Could you reproduce all of the following entries exactly?

##### Material provided

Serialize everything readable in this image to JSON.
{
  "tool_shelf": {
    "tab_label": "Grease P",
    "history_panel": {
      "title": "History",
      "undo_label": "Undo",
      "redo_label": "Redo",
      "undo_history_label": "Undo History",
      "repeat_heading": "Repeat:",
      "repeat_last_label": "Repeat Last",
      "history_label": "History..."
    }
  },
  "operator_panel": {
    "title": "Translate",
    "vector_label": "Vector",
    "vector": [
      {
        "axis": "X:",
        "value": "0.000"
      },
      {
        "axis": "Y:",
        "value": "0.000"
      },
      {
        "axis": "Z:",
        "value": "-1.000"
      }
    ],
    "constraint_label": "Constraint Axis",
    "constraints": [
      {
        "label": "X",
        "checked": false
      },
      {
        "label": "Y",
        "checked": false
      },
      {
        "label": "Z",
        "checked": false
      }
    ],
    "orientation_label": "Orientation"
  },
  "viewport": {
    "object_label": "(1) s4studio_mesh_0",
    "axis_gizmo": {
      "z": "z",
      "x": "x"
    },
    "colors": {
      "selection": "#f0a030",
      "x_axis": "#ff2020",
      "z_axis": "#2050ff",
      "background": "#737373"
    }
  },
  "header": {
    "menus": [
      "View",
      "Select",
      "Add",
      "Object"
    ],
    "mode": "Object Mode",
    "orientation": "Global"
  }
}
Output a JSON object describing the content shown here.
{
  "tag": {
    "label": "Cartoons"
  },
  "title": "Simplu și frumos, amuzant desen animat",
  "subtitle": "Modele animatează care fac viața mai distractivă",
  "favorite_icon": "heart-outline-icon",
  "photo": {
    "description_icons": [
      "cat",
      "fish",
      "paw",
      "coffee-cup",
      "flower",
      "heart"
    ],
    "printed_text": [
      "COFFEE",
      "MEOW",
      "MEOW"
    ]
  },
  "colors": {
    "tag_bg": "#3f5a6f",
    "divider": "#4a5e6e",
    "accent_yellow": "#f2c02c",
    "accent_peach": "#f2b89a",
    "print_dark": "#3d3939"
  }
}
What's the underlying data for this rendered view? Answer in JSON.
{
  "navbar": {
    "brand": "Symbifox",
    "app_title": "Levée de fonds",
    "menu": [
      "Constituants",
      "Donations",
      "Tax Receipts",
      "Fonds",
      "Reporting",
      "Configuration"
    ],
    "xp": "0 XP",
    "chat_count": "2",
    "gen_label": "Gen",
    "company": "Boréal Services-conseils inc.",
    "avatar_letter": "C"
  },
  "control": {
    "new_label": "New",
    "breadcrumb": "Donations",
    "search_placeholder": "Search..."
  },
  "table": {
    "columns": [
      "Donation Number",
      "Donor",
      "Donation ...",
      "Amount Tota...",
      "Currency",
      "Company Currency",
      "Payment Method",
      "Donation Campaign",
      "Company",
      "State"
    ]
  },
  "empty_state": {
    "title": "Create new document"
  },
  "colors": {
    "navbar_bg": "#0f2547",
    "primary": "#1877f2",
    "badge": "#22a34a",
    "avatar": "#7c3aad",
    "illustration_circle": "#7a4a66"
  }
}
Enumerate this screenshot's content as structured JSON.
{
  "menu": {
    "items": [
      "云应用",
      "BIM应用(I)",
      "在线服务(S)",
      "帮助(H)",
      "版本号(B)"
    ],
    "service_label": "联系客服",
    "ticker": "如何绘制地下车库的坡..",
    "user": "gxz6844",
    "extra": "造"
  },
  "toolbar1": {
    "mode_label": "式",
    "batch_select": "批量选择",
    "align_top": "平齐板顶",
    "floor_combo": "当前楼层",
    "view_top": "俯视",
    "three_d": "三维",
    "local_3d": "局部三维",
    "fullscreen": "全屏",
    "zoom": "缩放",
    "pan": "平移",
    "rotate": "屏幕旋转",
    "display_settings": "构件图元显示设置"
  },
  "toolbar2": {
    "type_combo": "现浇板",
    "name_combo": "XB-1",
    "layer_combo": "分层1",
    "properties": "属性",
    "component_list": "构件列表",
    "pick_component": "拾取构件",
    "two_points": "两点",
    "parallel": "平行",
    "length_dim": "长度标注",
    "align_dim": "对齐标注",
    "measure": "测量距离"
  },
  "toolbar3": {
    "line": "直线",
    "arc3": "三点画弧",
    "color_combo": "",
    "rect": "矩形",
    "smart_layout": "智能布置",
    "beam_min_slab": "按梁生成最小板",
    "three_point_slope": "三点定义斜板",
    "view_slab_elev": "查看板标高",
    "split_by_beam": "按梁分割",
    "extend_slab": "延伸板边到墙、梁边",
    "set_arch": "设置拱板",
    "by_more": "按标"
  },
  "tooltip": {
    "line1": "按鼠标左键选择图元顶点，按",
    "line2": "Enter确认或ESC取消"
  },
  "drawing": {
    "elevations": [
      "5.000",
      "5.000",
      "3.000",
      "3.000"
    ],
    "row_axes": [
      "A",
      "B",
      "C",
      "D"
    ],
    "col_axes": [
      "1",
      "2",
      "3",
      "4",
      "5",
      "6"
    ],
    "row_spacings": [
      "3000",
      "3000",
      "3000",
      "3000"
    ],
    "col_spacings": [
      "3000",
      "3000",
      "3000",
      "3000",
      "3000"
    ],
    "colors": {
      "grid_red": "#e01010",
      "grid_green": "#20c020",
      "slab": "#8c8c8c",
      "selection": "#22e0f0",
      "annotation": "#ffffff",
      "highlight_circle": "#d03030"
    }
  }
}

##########

- [Response]:
Serialize everything readable in this image to JSON.
{
  "tool_shelf": {
    "tab_label": "Grease P",
    "history_panel": {
      "title": "History",
      "undo_label": "Undo",
      "redo_label": "Redo",
      "undo_history_label": "Undo History",
      "repeat_heading": "Repeat:",
      "repeat_last_label": "Repeat Last",
      "history_label": "History..."
    }
  },
  "operator_panel": {
    "title": "Translate",
    "vector_label": "Vector",
    "vector": [
      {
        "axis": "X:",
        "value": "0.000"
      },
      {
        "axis": "Y:",
        "value": "0.000"
      },
      {
        "axis": "Z:",
        "value": "-1.000"
      }
    ],
    "constraint_label": "Constraint Axis",
    "constraints": [
      {
        "label": "X",
        "checked": false
      },
      {
        "label": "Y",
        "checked": false
      },
      {
        "label": "Z",
        "checked": false
      }
    ],
    "orientation_label": "Orientation"
  },
  "viewport": {
    "object_label": "(1) s4studio_mesh_0",
    "axis_gizmo": {
      "z": "z",
      "x": "x"
    },
    "colors": {
      "selection": "#f0a030",
      "x_axis": "#ff2020",
      "z_axis": "#2050ff",
      "background": "#737373"
    }
  },
  "header": {
    "menus": [
      "View",
      "Select",
      "Add",
      "Object"
    ],
    "mode": "Object Mode",
    "orientation": "Global"
  }
}
Output a JSON object describing the content shown here.
{
  "tag": {
    "label": "Cartoons"
  },
  "title": "Simplu și frumos, amuzant desen animat",
  "subtitle": "Modele animatează care fac viața mai distractivă",
  "favorite_icon": "heart-outline-icon",
  "photo": {
    "description_icons": [
      "cat",
      "fish",
      "paw",
      "coffee-cup",
      "flower",
      "heart"
    ],
    "printed_text": [
      "COFFEE",
      "MEOW",
      "MEOW"
    ]
  },
  "colors": {
    "tag_bg": "#3f5a6f",
    "divider": "#4a5e6e",
    "accent_yellow": "#f2c02c",
    "accent_peach": "#f2b89a",
    "print_dark": "#3d3939"
  }
}
What's the underlying data for this rendered view? Answer in JSON.
{
  "navbar": {
    "brand": "Symbifox",
    "app_title": "Levée de fonds",
    "menu": [
      "Constituants",
      "Donations",
      "Tax Receipts",
      "Fonds",
      "Reporting",
      "Configuration"
    ],
    "xp": "0 XP",
    "chat_count": "2",
    "gen_label": "Gen",
    "company": "Boréal Services-conseils inc.",
    "avatar_letter": "C"
  },
  "control": {
    "new_label": "New",
    "breadcrumb": "Donations",
    "search_placeholder": "Search..."
  },
  "table": {
    "columns": [
      "Donation Number",
      "Donor",
      "Donation ...",
      "Amount Tota...",
      "Currency",
      "Company Currency",
      "Payment Method",
      "Donation Campaign",
      "Company",
      "State"
    ]
  },
  "empty_state": {
    "title": "Create new document"
  },
  "colors": {
    "navbar_bg": "#0f2547",
    "primary": "#1877f2",
    "badge": "#22a34a",
    "avatar": "#7c3aad",
    "illustration_circle": "#7a4a66"
  }
}
Enumerate this screenshot's content as structured JSON.
{
  "menu": {
    "items": [
      "云应用",
      "BIM应用(I)",
      "在线服务(S)",
      "帮助(H)",
      "版本号(B)"
    ],
    "service_label": "联系客服",
    "ticker": "如何绘制地下车库的坡..",
    "user": "gxz6844",
    "extra": "造"
  },
  "toolbar1": {
    "mode_label": "式",
    "batch_select": "批量选择",
    "align_top": "平齐板顶",
    "floor_combo": "当前楼层",
    "view_top": "俯视",
    "three_d": "三维",
    "local_3d": "局部三维",
    "fullscreen": "全屏",
    "zoom": "缩放",
    "pan": "平移",
    "rotate": "屏幕旋转",
    "display_settings": "构件图元显示设置"
  },
  "toolbar2": {
    "type_combo": "现浇板",
    "name_combo": "XB-1",
    "layer_combo": "分层1",
    "properties": "属性",
    "component_list": "构件列表",
    "pick_component": "拾取构件",
    "two_points": "两点",
    "parallel": "平行",
    "length_dim": "长度标注",
    "align_dim": "对齐标注",
    "measure": "测量距离"
  },
  "toolbar3": {
    "line": "直线",
    "arc3": "三点画弧",
    "color_combo": "",
    "rect": "矩形",
    "smart_layout": "智能布置",
    "beam_min_slab": "按梁生成最小板",
    "three_point_slope": "三点定义斜板",
    "view_slab_elev": "查看板标高",
    "split_by_beam": "按梁分割",
    "extend_slab": "延伸板边到墙、梁边",
    "set_arch": "设置拱板",
    "by_more": "按标"
  },
  "tooltip": {
    "line1": "按鼠标左键选择图元顶点，按",
    "line2": "Enter确认或ESC取消"
  },
  "drawing": {
    "elevations": [
      "5.000",
      "5.000",
      "3.000",
      "3.000"
    ],
    "row_axes": [
      "A",
      "B",
      "C",
      "D"
    ],
    "col_axes": [
      "1",
      "2",
      "3",
      "4",
      "5",
      "6"
    ],
    "row_spacings": [
      "3000",
      "3000",
      "3000",
      "3000"
    ],
    "col_spacings": [
      "3000",
      "3000",
      "3000",
      "3000",
      "3000"
    ],
    "colors": {
      "grid_red": "#e01010",
      "grid_green": "#20c020",
      "slab": "#8c8c8c",
      "selection": "#22e0f0",
      "annotation": "#ffffff",
      "highlight_circle": "#d03030"
    }
  }
}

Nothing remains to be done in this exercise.